» ASSIGNMENT
Copy every line of the data exactly, keeping out any picture.

Entries taken from a collection
※
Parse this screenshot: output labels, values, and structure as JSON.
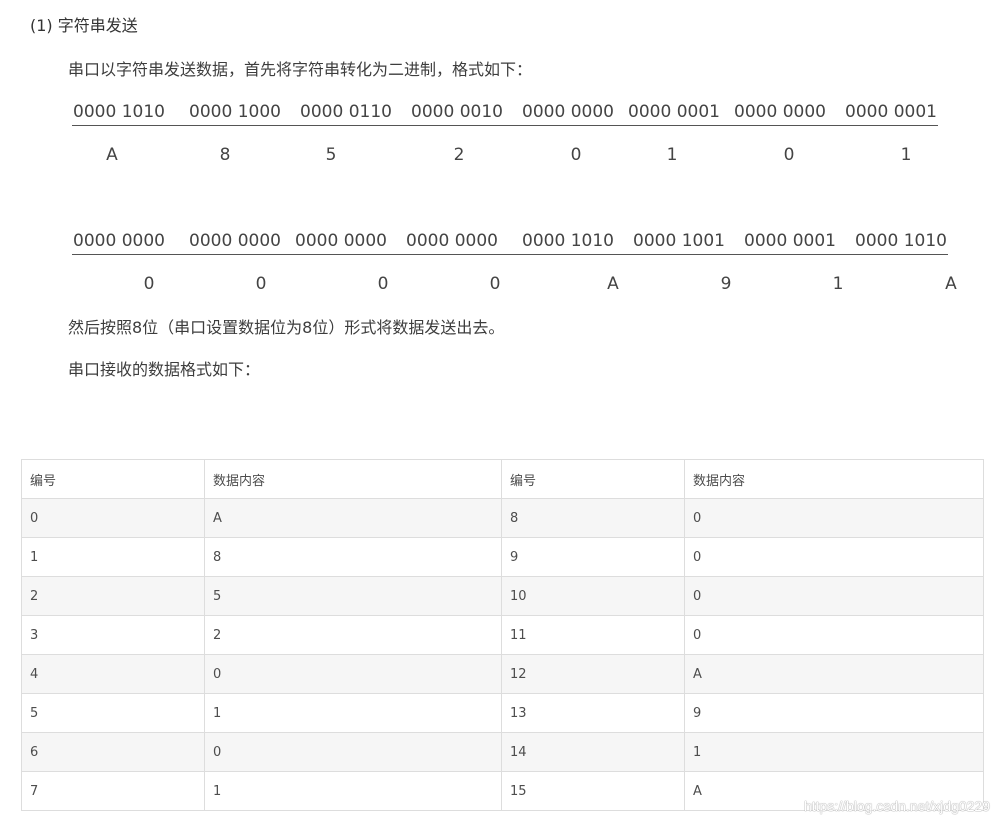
{
  "heading": "(1) 字符串发送",
  "intro": "串口以字符串发送数据，首先将字符串转化为二进制，格式如下：",
  "row1": {
    "binary": [
      "0000 1010",
      "0000 1000",
      "0000 0110",
      "0000 0010",
      "0000 0000",
      "0000 0001",
      "0000 0000",
      "0000 0001"
    ],
    "hex": [
      "A",
      "8",
      "5",
      "2",
      "0",
      "1",
      "0",
      "1"
    ]
  },
  "row2": {
    "binary": [
      "0000 0000",
      "0000 0000",
      "0000 0000",
      "0000 0000",
      "0000 1010",
      "0000 1001",
      "0000 0001",
      "0000 1010"
    ],
    "hex": [
      "0",
      "0",
      "0",
      "0",
      "A",
      "9",
      "1",
      "A"
    ]
  },
  "send_note": "然后按照8位（串口设置数据位为8位）形式将数据发送出去。",
  "receive_note": "串口接收的数据格式如下：",
  "table": {
    "headers": [
      "编号",
      "数据内容",
      "编号",
      "数据内容"
    ],
    "rows": [
      [
        "0",
        "A",
        "8",
        "0"
      ],
      [
        "1",
        "8",
        "9",
        "0"
      ],
      [
        "2",
        "5",
        "10",
        "0"
      ],
      [
        "3",
        "2",
        "11",
        "0"
      ],
      [
        "4",
        "0",
        "12",
        "A"
      ],
      [
        "5",
        "1",
        "13",
        "9"
      ],
      [
        "6",
        "0",
        "14",
        "1"
      ],
      [
        "7",
        "1",
        "15",
        "A"
      ]
    ]
  },
  "watermark": "https://blog.csdn.net/xjdg0229"
}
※
» RESULT OF THE TASK
Parse this screenshot: output labels, values, and structure as JSON.
{
  "heading": "(1) 字符串发送",
  "intro": "串口以字符串发送数据，首先将字符串转化为二进制，格式如下：",
  "row1": {
    "binary": [
      "0000 1010",
      "0000 1000",
      "0000 0110",
      "0000 0010",
      "0000 0000",
      "0000 0001",
      "0000 0000",
      "0000 0001"
    ],
    "hex": [
      "A",
      "8",
      "5",
      "2",
      "0",
      "1",
      "0",
      "1"
    ]
  },
  "row2": {
    "binary": [
      "0000 0000",
      "0000 0000",
      "0000 0000",
      "0000 0000",
      "0000 1010",
      "0000 1001",
      "0000 0001",
      "0000 1010"
    ],
    "hex": [
      "0",
      "0",
      "0",
      "0",
      "A",
      "9",
      "1",
      "A"
    ]
  },
  "send_note": "然后按照8位（串口设置数据位为8位）形式将数据发送出去。",
  "receive_note": "串口接收的数据格式如下：",
  "table": {
    "headers": [
      "编号",
      "数据内容",
      "编号",
      "数据内容"
    ],
    "rows": [
      [
        "0",
        "A",
        "8",
        "0"
      ],
      [
        "1",
        "8",
        "9",
        "0"
      ],
      [
        "2",
        "5",
        "10",
        "0"
      ],
      [
        "3",
        "2",
        "11",
        "0"
      ],
      [
        "4",
        "0",
        "12",
        "A"
      ],
      [
        "5",
        "1",
        "13",
        "9"
      ],
      [
        "6",
        "0",
        "14",
        "1"
      ],
      [
        "7",
        "1",
        "15",
        "A"
      ]
    ]
  },
  "watermark": "https://blog.csdn.net/xjdg0229"
}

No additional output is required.